Your task –
Each entry below is to be copied verbatim.

Data for the task –
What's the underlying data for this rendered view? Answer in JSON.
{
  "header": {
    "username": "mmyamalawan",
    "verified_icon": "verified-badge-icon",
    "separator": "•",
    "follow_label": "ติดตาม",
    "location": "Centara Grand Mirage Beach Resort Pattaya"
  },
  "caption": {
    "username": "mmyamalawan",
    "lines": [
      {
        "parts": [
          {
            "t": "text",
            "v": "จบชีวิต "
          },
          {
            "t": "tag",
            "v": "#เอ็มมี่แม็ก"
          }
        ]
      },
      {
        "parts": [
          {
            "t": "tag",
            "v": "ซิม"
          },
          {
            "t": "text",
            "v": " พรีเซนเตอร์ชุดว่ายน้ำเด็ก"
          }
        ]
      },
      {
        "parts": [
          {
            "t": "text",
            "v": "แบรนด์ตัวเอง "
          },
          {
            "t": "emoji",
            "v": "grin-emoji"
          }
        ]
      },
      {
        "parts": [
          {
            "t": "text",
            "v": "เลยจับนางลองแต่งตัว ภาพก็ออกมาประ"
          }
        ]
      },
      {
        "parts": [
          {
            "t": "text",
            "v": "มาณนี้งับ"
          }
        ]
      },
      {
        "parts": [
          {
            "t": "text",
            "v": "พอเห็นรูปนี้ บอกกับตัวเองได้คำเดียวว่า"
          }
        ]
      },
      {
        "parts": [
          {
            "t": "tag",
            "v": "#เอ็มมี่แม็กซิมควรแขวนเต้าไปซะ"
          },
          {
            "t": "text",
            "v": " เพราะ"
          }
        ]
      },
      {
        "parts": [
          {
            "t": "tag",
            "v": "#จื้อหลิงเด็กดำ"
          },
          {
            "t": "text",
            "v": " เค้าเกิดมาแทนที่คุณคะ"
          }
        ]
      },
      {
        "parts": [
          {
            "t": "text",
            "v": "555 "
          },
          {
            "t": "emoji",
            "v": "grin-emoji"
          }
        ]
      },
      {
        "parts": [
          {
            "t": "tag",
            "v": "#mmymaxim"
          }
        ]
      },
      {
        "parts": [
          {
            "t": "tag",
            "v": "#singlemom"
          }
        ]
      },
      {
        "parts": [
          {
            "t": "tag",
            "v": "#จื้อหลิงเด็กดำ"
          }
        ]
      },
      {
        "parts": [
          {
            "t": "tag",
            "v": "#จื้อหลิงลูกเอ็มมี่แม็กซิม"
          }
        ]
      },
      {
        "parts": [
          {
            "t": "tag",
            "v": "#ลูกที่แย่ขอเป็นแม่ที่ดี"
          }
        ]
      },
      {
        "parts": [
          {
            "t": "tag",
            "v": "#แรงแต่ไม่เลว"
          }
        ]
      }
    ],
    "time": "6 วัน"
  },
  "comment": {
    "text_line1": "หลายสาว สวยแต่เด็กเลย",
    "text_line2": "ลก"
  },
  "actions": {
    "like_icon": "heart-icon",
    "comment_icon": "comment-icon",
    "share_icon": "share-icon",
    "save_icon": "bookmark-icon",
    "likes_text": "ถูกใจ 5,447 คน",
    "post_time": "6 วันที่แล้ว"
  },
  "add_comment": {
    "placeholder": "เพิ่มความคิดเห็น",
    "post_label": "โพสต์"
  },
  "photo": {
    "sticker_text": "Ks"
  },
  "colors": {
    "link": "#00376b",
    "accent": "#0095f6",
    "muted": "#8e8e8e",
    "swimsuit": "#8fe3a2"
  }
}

Response area –
What's the underlying data for this rendered view? Answer in JSON.
{
  "header": {
    "username": "mmyamalawan",
    "verified_icon": "verified-badge-icon",
    "separator": "•",
    "follow_label": "ติดตาม",
    "location": "Centara Grand Mirage Beach Resort Pattaya"
  },
  "caption": {
    "username": "mmyamalawan",
    "lines": [
      {
        "parts": [
          {
            "t": "text",
            "v": "จบชีวิต "
          },
          {
            "t": "tag",
            "v": "#เอ็มมี่แม็ก"
          }
        ]
      },
      {
        "parts": [
          {
            "t": "tag",
            "v": "ซิม"
          },
          {
            "t": "text",
            "v": " พรีเซนเตอร์ชุดว่ายน้ำเด็ก"
          }
        ]
      },
      {
        "parts": [
          {
            "t": "text",
            "v": "แบรนด์ตัวเอง "
          },
          {
            "t": "emoji",
            "v": "grin-emoji"
          }
        ]
      },
      {
        "parts": [
          {
            "t": "text",
            "v": "เลยจับนางลองแต่งตัว ภาพก็ออกมาประ"
          }
        ]
      },
      {
        "parts": [
          {
            "t": "text",
            "v": "มาณนี้งับ"
          }
        ]
      },
      {
        "parts": [
          {
            "t": "text",
            "v": "พอเห็นรูปนี้ บอกกับตัวเองได้คำเดียวว่า"
          }
        ]
      },
      {
        "parts": [
          {
            "t": "tag",
            "v": "#เอ็มมี่แม็กซิมควรแขวนเต้าไปซะ"
          },
          {
            "t": "text",
            "v": " เพราะ"
          }
        ]
      },
      {
        "parts": [
          {
            "t": "tag",
            "v": "#จื้อหลิงเด็กดำ"
          },
          {
            "t": "text",
            "v": " เค้าเกิดมาแทนที่คุณคะ"
          }
        ]
      },
      {
        "parts": [
          {
            "t": "text",
            "v": "555 "
          },
          {
            "t": "emoji",
            "v": "grin-emoji"
          }
        ]
      },
      {
        "parts": [
          {
            "t": "tag",
            "v": "#mmymaxim"
          }
        ]
      },
      {
        "parts": [
          {
            "t": "tag",
            "v": "#singlemom"
          }
        ]
      },
      {
        "parts": [
          {
            "t": "tag",
            "v": "#จื้อหลิงเด็กดำ"
          }
        ]
      },
      {
        "parts": [
          {
            "t": "tag",
            "v": "#จื้อหลิงลูกเอ็มมี่แม็กซิม"
          }
        ]
      },
      {
        "parts": [
          {
            "t": "tag",
            "v": "#ลูกที่แย่ขอเป็นแม่ที่ดี"
          }
        ]
      },
      {
        "parts": [
          {
            "t": "tag",
            "v": "#แรงแต่ไม่เลว"
          }
        ]
      }
    ],
    "time": "6 วัน"
  },
  "comment": {
    "text_line1": "หลายสาว สวยแต่เด็กเลย",
    "text_line2": "ลก"
  },
  "actions": {
    "like_icon": "heart-icon",
    "comment_icon": "comment-icon",
    "share_icon": "share-icon",
    "save_icon": "bookmark-icon",
    "likes_text": "ถูกใจ 5,447 คน",
    "post_time": "6 วันที่แล้ว"
  },
  "add_comment": {
    "placeholder": "เพิ่มความคิดเห็น",
    "post_label": "โพสต์"
  },
  "photo": {
    "sticker_text": "Ks"
  },
  "colors": {
    "link": "#00376b",
    "accent": "#0095f6",
    "muted": "#8e8e8e",
    "swimsuit": "#8fe3a2"
  }
}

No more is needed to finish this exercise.